[DATA FOR ANALYSIS — start]

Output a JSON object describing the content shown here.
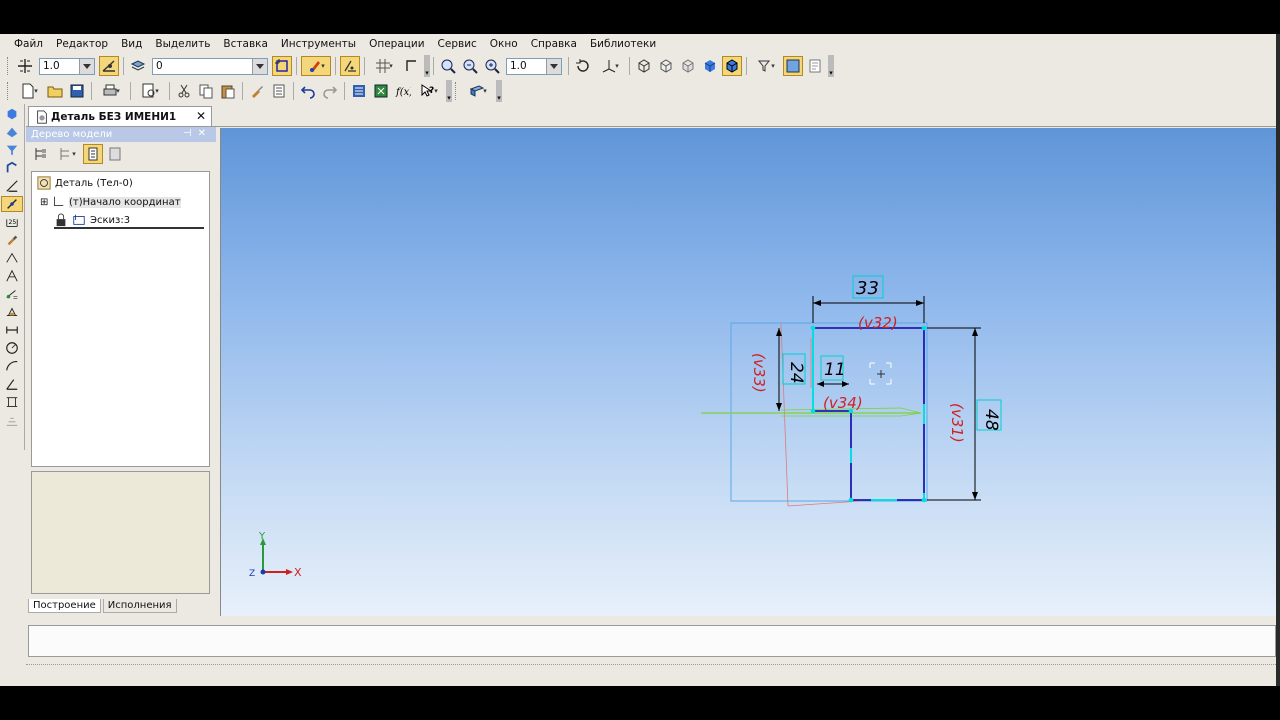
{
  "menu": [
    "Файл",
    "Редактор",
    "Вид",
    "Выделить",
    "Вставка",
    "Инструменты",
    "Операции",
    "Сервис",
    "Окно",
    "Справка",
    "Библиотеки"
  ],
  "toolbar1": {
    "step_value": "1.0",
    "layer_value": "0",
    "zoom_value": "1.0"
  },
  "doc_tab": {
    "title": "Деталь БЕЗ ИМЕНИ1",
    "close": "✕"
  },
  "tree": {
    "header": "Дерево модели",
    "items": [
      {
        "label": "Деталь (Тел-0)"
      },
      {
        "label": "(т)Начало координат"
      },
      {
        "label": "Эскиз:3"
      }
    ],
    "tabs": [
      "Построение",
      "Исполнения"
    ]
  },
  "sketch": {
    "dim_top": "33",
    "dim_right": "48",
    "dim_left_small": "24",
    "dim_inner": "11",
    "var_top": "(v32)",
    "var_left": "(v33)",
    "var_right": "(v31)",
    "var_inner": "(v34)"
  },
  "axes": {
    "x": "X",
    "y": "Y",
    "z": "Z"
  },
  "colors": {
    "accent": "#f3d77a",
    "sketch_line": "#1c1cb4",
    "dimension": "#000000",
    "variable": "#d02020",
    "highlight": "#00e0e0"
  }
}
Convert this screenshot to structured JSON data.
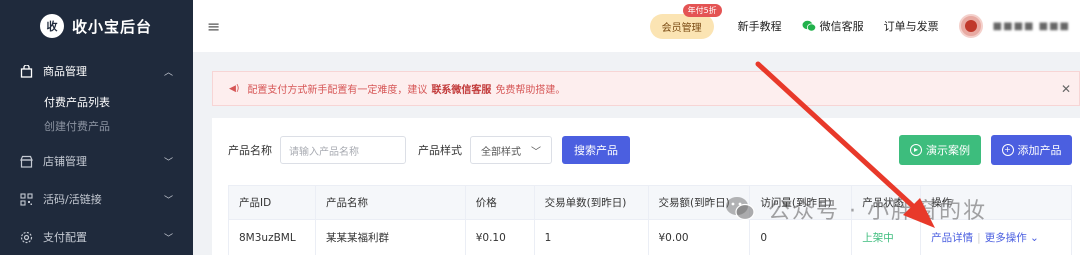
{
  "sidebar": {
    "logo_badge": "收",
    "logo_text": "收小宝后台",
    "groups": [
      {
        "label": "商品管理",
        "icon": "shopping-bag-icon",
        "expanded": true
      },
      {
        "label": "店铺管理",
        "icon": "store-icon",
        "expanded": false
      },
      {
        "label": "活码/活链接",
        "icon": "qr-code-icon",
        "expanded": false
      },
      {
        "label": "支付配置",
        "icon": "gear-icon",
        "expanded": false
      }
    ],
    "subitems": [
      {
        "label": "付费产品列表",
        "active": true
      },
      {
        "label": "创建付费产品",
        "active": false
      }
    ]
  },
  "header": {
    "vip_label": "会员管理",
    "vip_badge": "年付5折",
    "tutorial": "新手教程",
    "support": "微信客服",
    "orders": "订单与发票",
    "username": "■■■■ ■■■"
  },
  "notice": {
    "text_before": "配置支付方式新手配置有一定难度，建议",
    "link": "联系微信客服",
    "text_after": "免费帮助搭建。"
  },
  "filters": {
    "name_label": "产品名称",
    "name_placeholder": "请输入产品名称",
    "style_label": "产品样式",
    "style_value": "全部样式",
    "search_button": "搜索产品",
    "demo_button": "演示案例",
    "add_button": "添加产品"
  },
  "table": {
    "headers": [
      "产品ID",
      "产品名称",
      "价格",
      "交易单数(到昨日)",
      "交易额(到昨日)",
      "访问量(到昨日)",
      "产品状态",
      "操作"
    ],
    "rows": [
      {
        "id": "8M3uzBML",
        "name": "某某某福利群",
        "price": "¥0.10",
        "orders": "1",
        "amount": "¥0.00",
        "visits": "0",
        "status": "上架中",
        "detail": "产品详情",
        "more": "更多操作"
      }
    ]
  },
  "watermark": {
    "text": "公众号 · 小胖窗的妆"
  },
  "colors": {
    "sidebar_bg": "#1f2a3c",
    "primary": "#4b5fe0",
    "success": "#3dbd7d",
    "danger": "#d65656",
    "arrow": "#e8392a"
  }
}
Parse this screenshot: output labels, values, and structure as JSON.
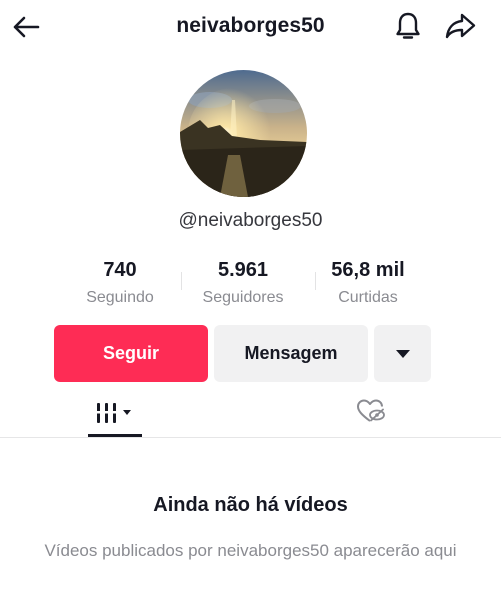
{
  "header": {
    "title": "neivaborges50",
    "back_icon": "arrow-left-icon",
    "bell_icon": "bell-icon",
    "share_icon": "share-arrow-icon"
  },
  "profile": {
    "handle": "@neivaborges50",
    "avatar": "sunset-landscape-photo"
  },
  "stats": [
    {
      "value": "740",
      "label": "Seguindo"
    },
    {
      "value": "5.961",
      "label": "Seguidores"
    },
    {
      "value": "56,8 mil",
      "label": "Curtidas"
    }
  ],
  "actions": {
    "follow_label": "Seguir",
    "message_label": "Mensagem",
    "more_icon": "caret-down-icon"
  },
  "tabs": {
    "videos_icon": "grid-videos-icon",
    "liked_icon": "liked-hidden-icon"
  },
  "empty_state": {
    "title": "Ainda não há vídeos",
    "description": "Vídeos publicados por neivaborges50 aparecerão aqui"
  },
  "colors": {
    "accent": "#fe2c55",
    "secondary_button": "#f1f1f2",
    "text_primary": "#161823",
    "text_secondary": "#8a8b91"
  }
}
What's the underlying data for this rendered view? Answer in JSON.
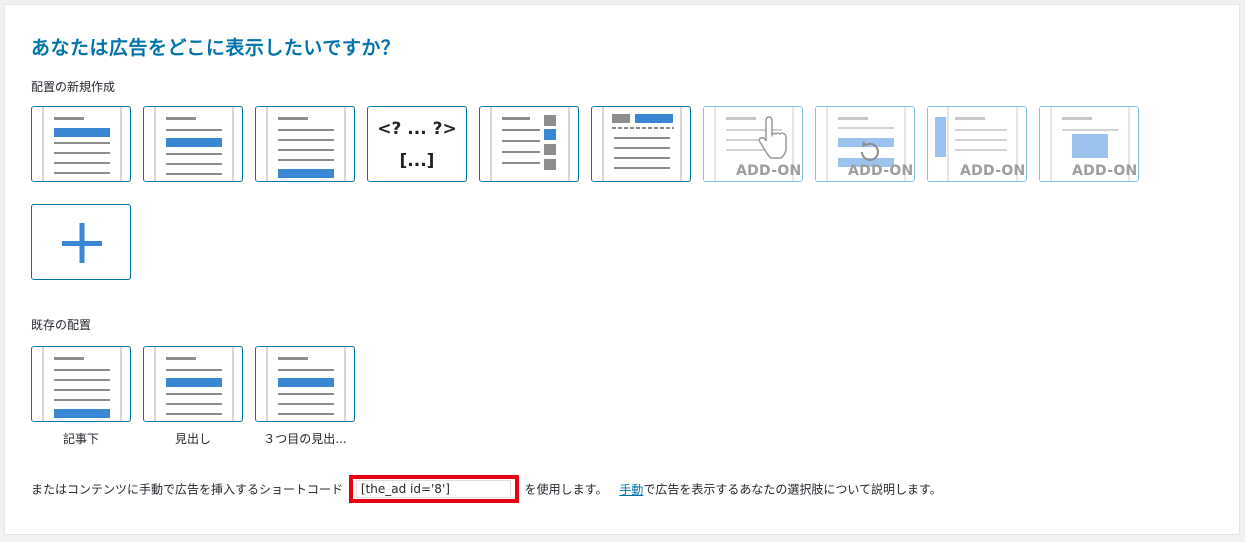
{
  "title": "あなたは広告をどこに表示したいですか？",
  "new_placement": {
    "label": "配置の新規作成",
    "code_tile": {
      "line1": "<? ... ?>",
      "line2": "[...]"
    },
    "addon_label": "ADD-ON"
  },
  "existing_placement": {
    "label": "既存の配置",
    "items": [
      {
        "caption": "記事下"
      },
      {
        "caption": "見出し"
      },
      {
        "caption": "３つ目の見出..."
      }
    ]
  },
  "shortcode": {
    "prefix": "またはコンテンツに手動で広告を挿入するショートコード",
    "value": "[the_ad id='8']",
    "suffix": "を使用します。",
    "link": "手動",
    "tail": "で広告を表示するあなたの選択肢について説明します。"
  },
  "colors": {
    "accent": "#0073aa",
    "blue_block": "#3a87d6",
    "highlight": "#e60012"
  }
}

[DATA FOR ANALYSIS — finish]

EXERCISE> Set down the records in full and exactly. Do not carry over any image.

ANSWER TO THIS EXERCISE>
Output a JSON object describing the content shown here.
{
  "menu": [
    "Файл",
    "Редактор",
    "Вид",
    "Выделить",
    "Вставка",
    "Инструменты",
    "Операции",
    "Сервис",
    "Окно",
    "Справка",
    "Библиотеки"
  ],
  "toolbar1": {
    "step_value": "1.0",
    "layer_value": "0",
    "zoom_value": "1.0"
  },
  "doc_tab": {
    "title": "Деталь БЕЗ ИМЕНИ1",
    "close": "✕"
  },
  "tree": {
    "header": "Дерево модели",
    "items": [
      {
        "label": "Деталь (Тел-0)"
      },
      {
        "label": "(т)Начало координат"
      },
      {
        "label": "Эскиз:3"
      }
    ],
    "tabs": [
      "Построение",
      "Исполнения"
    ]
  },
  "sketch": {
    "dim_top": "33",
    "dim_right": "48",
    "dim_left_small": "24",
    "dim_inner": "11",
    "var_top": "(v32)",
    "var_left": "(v33)",
    "var_right": "(v31)",
    "var_inner": "(v34)"
  },
  "axes": {
    "x": "X",
    "y": "Y",
    "z": "Z"
  },
  "colors": {
    "accent": "#f3d77a",
    "sketch_line": "#1c1cb4",
    "dimension": "#000000",
    "variable": "#d02020",
    "highlight": "#00e0e0"
  }
}
Convert this screenshot to structured JSON data.
{
  "sidebar": {
    "logo_badge": "收",
    "logo_text": "收小宝后台",
    "groups": [
      {
        "label": "商品管理",
        "icon": "shopping-bag-icon",
        "expanded": true
      },
      {
        "label": "店铺管理",
        "icon": "store-icon",
        "expanded": false
      },
      {
        "label": "活码/活链接",
        "icon": "qr-code-icon",
        "expanded": false
      },
      {
        "label": "支付配置",
        "icon": "gear-icon",
        "expanded": false
      }
    ],
    "subitems": [
      {
        "label": "付费产品列表",
        "active": true
      },
      {
        "label": "创建付费产品",
        "active": false
      }
    ]
  },
  "header": {
    "vip_label": "会员管理",
    "vip_badge": "年付5折",
    "tutorial": "新手教程",
    "support": "微信客服",
    "orders": "订单与发票",
    "username": "■■■■ ■■■"
  },
  "notice": {
    "text_before": "配置支付方式新手配置有一定难度，建议",
    "link": "联系微信客服",
    "text_after": "免费帮助搭建。"
  },
  "filters": {
    "name_label": "产品名称",
    "name_placeholder": "请输入产品名称",
    "style_label": "产品样式",
    "style_value": "全部样式",
    "search_button": "搜索产品",
    "demo_button": "演示案例",
    "add_button": "添加产品"
  },
  "table": {
    "headers": [
      "产品ID",
      "产品名称",
      "价格",
      "交易单数(到昨日)",
      "交易额(到昨日)",
      "访问量(到昨日)",
      "产品状态",
      "操作"
    ],
    "rows": [
      {
        "id": "8M3uzBML",
        "name": "某某某福利群",
        "price": "¥0.10",
        "orders": "1",
        "amount": "¥0.00",
        "visits": "0",
        "status": "上架中",
        "detail": "产品详情",
        "more": "更多操作"
      }
    ]
  },
  "watermark": {
    "text": "公众号 · 小胖窗的妆"
  },
  "colors": {
    "sidebar_bg": "#1f2a3c",
    "primary": "#4b5fe0",
    "success": "#3dbd7d",
    "danger": "#d65656",
    "arrow": "#e8392a"
  }
}
Parse this screenshot: output labels, values, and structure as JSON.
{
  "header": {
    "title": "neivaborges50",
    "back_icon": "arrow-left-icon",
    "bell_icon": "bell-icon",
    "share_icon": "share-arrow-icon"
  },
  "profile": {
    "handle": "@neivaborges50",
    "avatar": "sunset-landscape-photo"
  },
  "stats": [
    {
      "value": "740",
      "label": "Seguindo"
    },
    {
      "value": "5.961",
      "label": "Seguidores"
    },
    {
      "value": "56,8 mil",
      "label": "Curtidas"
    }
  ],
  "actions": {
    "follow_label": "Seguir",
    "message_label": "Mensagem",
    "more_icon": "caret-down-icon"
  },
  "tabs": {
    "videos_icon": "grid-videos-icon",
    "liked_icon": "liked-hidden-icon"
  },
  "empty_state": {
    "title": "Ainda não há vídeos",
    "description": "Vídeos publicados por neivaborges50 aparecerão aqui"
  },
  "colors": {
    "accent": "#fe2c55",
    "secondary_button": "#f1f1f2",
    "text_primary": "#161823",
    "text_secondary": "#8a8b91"
  }
}
What's the underlying data for this rendered view? Answer in JSON.
{
  "title": "あなたは広告をどこに表示したいですか？",
  "new_placement": {
    "label": "配置の新規作成",
    "code_tile": {
      "line1": "<? ... ?>",
      "line2": "[...]"
    },
    "addon_label": "ADD-ON"
  },
  "existing_placement": {
    "label": "既存の配置",
    "items": [
      {
        "caption": "記事下"
      },
      {
        "caption": "見出し"
      },
      {
        "caption": "３つ目の見出..."
      }
    ]
  },
  "shortcode": {
    "prefix": "またはコンテンツに手動で広告を挿入するショートコード",
    "value": "[the_ad id='8']",
    "suffix": "を使用します。",
    "link": "手動",
    "tail": "で広告を表示するあなたの選択肢について説明します。"
  },
  "colors": {
    "accent": "#0073aa",
    "blue_block": "#3a87d6",
    "highlight": "#e60012"
  }
}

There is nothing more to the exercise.